  • Can you think of tricks to make it easier to describe tangram pictures to a partner?
  • Describe why you might want to be very detailed when creating algorithms for writing code.

Assessment (10 min)

Real-Life Algorithms: Tangrams - Assessment

Pass out the assessment and allow time for students to complete it. If there is extra time, go over the answers as a class.

Standards Alignment

View full course alignment

CSTA K-12 Computer Science Standards (2017)

AP - Algorithms & Programming
  • 1B-AP-11 - Decompose (break down) problems into smaller, manageable subproblems to facilitate the program development process.
  • 1B-AP-15 - Test and debug (identify and fix errors) a program or algorithm to ensure it runs as intended.
  • 1B-AP-16 - Take on varying roles, with teacher guidance, when collaborating with peers during the design, implementation and review stages of program development.

Cross-curricular Opportunities

This list represents opportunities in this lesson to support standards in other content areas.

Common Core English Language Arts Standards

L - Language
  • 5.L.6 - Acquire and use accurately grade-appropriate general academic and domain-specific words and phrases, including those that signal contrast, addition, and other logical relationships (e.g., however, although, nevertheless, similarly, moreover, in addition).
SL - Speaking & Listening
  • 5.SL.1 - Engage effectively in a range of collaborative discussions (one-on-one, in groups, and teacher-led) with diverse partners on grade 5 topics and texts, building on others’ ideas and expressing their own clearly.
  • 5.SL.1.a - Come to discussions prepared, having read or studied required material; explicitly draw on that preparation and other information known about the topic to explore ideas under discussion.
  • 5.SL.4 - Report on a topic or text or present an opinion, sequencing ideas logically and using appropriate facts and relevant, descriptive details to support main ideas or themes; speak clearly at an understandable pace.
  • 5.SL.6 - Adapt speech to a variety of contexts and tasks, using formal English when appropriate to task and situation.

Common Core Math Standards

G - Geometry
  • 5.G.3 - Understand that attributes belonging to a category of two- dimensional figures also belong to all subcategories of that category.
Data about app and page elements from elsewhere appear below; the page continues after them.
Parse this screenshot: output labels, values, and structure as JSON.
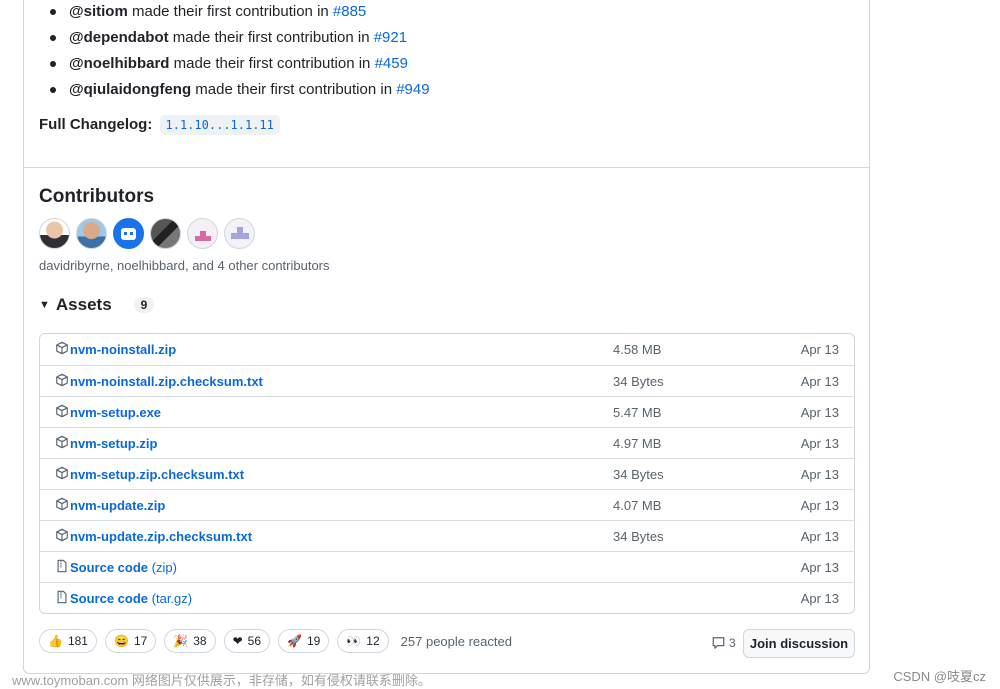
{
  "new_contributors": [
    {
      "user": "@sitiom",
      "text": " made their first contribution in ",
      "pr": "#885"
    },
    {
      "user": "@dependabot",
      "text": " made their first contribution in ",
      "pr": "#921"
    },
    {
      "user": "@noelhibbard",
      "text": " made their first contribution in ",
      "pr": "#459"
    },
    {
      "user": "@qiulaidongfeng",
      "text": " made their first contribution in ",
      "pr": "#949"
    }
  ],
  "changelog": {
    "label": "Full Changelog:",
    "range": "1.1.10...1.1.11"
  },
  "contributors": {
    "title": "Contributors",
    "summary": "davidribyrne, noelhibbard, and 4 other contributors"
  },
  "assets": {
    "title": "Assets",
    "count": "9",
    "items": [
      {
        "name": "nvm-noinstall.zip",
        "ext": "",
        "size": "4.58 MB",
        "date": "Apr 13",
        "icon": "package-icon"
      },
      {
        "name": "nvm-noinstall.zip.checksum.txt",
        "ext": "",
        "size": "34 Bytes",
        "date": "Apr 13",
        "icon": "package-icon"
      },
      {
        "name": "nvm-setup.exe",
        "ext": "",
        "size": "5.47 MB",
        "date": "Apr 13",
        "icon": "package-icon"
      },
      {
        "name": "nvm-setup.zip",
        "ext": "",
        "size": "4.97 MB",
        "date": "Apr 13",
        "icon": "package-icon"
      },
      {
        "name": "nvm-setup.zip.checksum.txt",
        "ext": "",
        "size": "34 Bytes",
        "date": "Apr 13",
        "icon": "package-icon"
      },
      {
        "name": "nvm-update.zip",
        "ext": "",
        "size": "4.07 MB",
        "date": "Apr 13",
        "icon": "package-icon"
      },
      {
        "name": "nvm-update.zip.checksum.txt",
        "ext": "",
        "size": "34 Bytes",
        "date": "Apr 13",
        "icon": "package-icon"
      },
      {
        "name": "Source code",
        "ext": " (zip)",
        "size": "",
        "date": "Apr 13",
        "icon": "file-zip-icon"
      },
      {
        "name": "Source code",
        "ext": " (tar.gz)",
        "size": "",
        "date": "Apr 13",
        "icon": "file-zip-icon"
      }
    ]
  },
  "reactions": {
    "items": [
      {
        "icon": "thumbs-up-icon",
        "emoji": "👍",
        "count": "181"
      },
      {
        "icon": "laugh-icon",
        "emoji": "😄",
        "count": "17"
      },
      {
        "icon": "tada-icon",
        "emoji": "🎉",
        "count": "38"
      },
      {
        "icon": "heart-icon",
        "emoji": "❤",
        "count": "56"
      },
      {
        "icon": "rocket-icon",
        "emoji": "🚀",
        "count": "19"
      },
      {
        "icon": "eyes-icon",
        "emoji": "👀",
        "count": "12"
      }
    ],
    "summary": "257 people reacted"
  },
  "discussion": {
    "comment_count": "3",
    "join_label": "Join discussion"
  },
  "watermark": "www.toymoban.com 网络图片仅供展示，非存储，如有侵权请联系删除。",
  "csdn_credit": "CSDN @吱夏cz",
  "colors": {
    "link": "#0969da",
    "border": "#d0d7de",
    "muted": "#59636e"
  }
}
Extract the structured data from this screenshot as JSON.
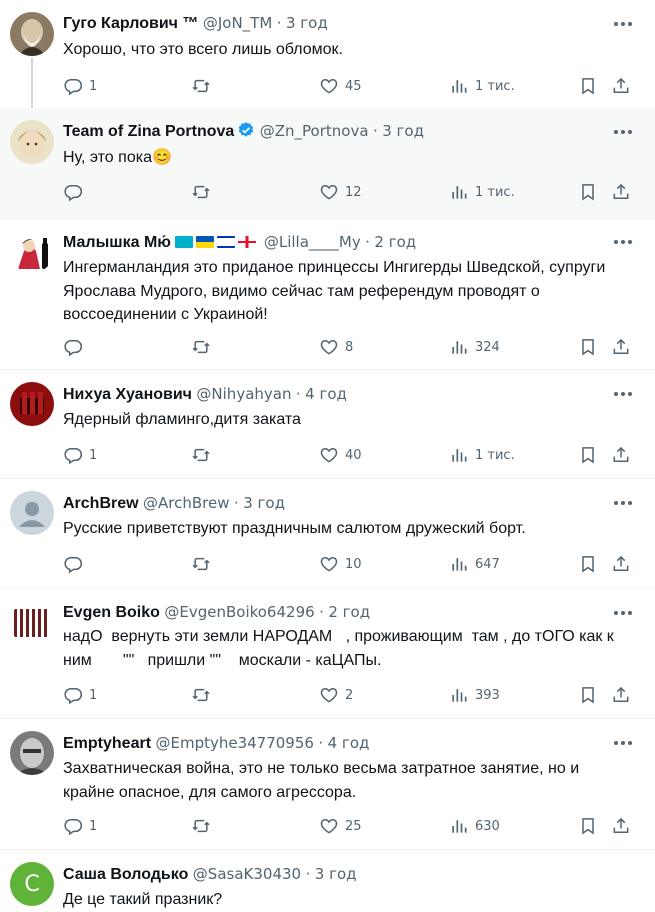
{
  "tweets": [
    {
      "name": "Гуго Карлович ™",
      "handle": "@JoN_TM",
      "time": "3 год",
      "text": "Хорошо, что это всего лишь обломок.",
      "replies": "1",
      "retweets": "",
      "likes": "45",
      "views": "1 тис."
    },
    {
      "name": "Team of Zina Portnova",
      "handle": "@Zn_Portnova",
      "time": "3 год",
      "text": "Ну, это пока😊",
      "replies": "",
      "retweets": "",
      "likes": "12",
      "views": "1 тис.",
      "verified": true
    },
    {
      "name": "Малышка Мю́",
      "handle": "@Lilla____My",
      "time": "2 год",
      "text": "Ингерманландия это приданое принцессы Ингигерды Шведской, супруги Ярослава Мудрого, видимо сейчас там референдум проводят о воссоединении с Украиной!",
      "replies": "",
      "retweets": "",
      "likes": "8",
      "views": "324"
    },
    {
      "name": "Нихуа Хуанович",
      "handle": "@Nihyahyan",
      "time": "4 год",
      "text": "Ядерный фламинго,дитя заката",
      "replies": "1",
      "retweets": "",
      "likes": "40",
      "views": "1 тис."
    },
    {
      "name": "ArchBrew",
      "handle": "@ArchBrew",
      "time": "3 год",
      "text": "Русские приветствуют праздничным салютом дружеский борт.",
      "replies": "",
      "retweets": "",
      "likes": "10",
      "views": "647"
    },
    {
      "name": "Evgen Boiko",
      "handle": "@EvgenBoiko64296",
      "time": "2 год",
      "text": "надО  вернуть эти земли НАРОДАМ   , проживающим  там , до тОГО как к ним       \"\"   пришли \"\"    москали - каЦАПы.",
      "replies": "1",
      "retweets": "",
      "likes": "2",
      "views": "393"
    },
    {
      "name": "Emptyheart",
      "handle": "@Emptyhe34770956",
      "time": "4 год",
      "text": "Захватническая война, это не только весьма затратное занятие, но и крайне опасное, для самого агрессора.",
      "replies": "1",
      "retweets": "",
      "likes": "25",
      "views": "630"
    },
    {
      "name": "Саша Володько",
      "handle": "@SasaK30430",
      "time": "3 год",
      "text": "Де це такий празник?",
      "replies": "",
      "retweets": "",
      "likes": "",
      "views": "",
      "avatar_letter": "С"
    }
  ],
  "separator": "·",
  "colors": {
    "muted": "#536471",
    "text": "#0f1419",
    "verified": "#1d9bf0",
    "avatar_green": "#5fb339"
  }
}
For example, all rectangles have four right angles and squares are rectangles, so all squares have four right angles.
MP - Math Practices
  • MP.1 - Make sense of problems and persevere in solving them
  • MP.2 - Reason abstractly and quantitatively
  • MP.3 - Construct viable arguments and critique the reasoning of others
  • MP.4 - Model with mathematics
  • MP.5 - Use appropriate tools strategically
  • MP.6 - Attend to precision
  • MP.7 - Look for and make use of structure
  • MP.8 - Look for and express regularity in repeated reasoning

Next Generation Science Standards
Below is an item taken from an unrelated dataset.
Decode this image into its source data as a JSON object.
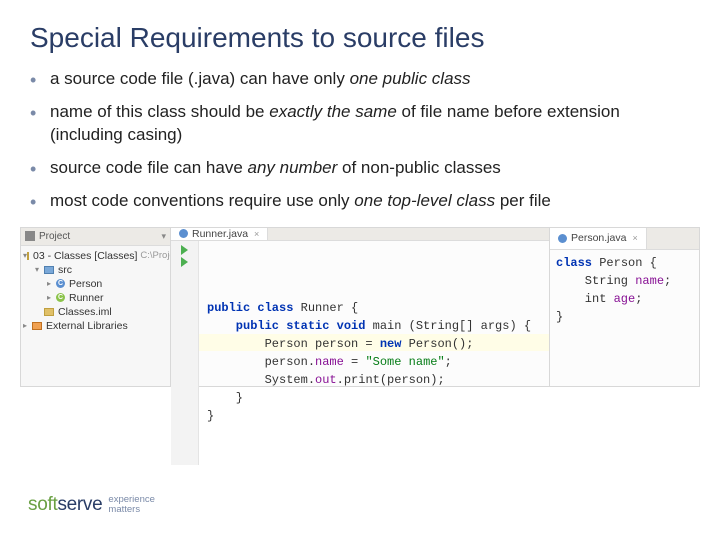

ETS - Engineering in the Sciences
ETS1 - Engineering Design
  • 3-5-ETS1-1 - Define a simple design problem reflecting a need or a want that includes specified criteria for success and constraints on materials, time, or cost.
  • 3-5-ETS1-2 - Generate and compare multiple possible solutions to a problem based on how well each is likely to meet the criteria and constraints of the problem.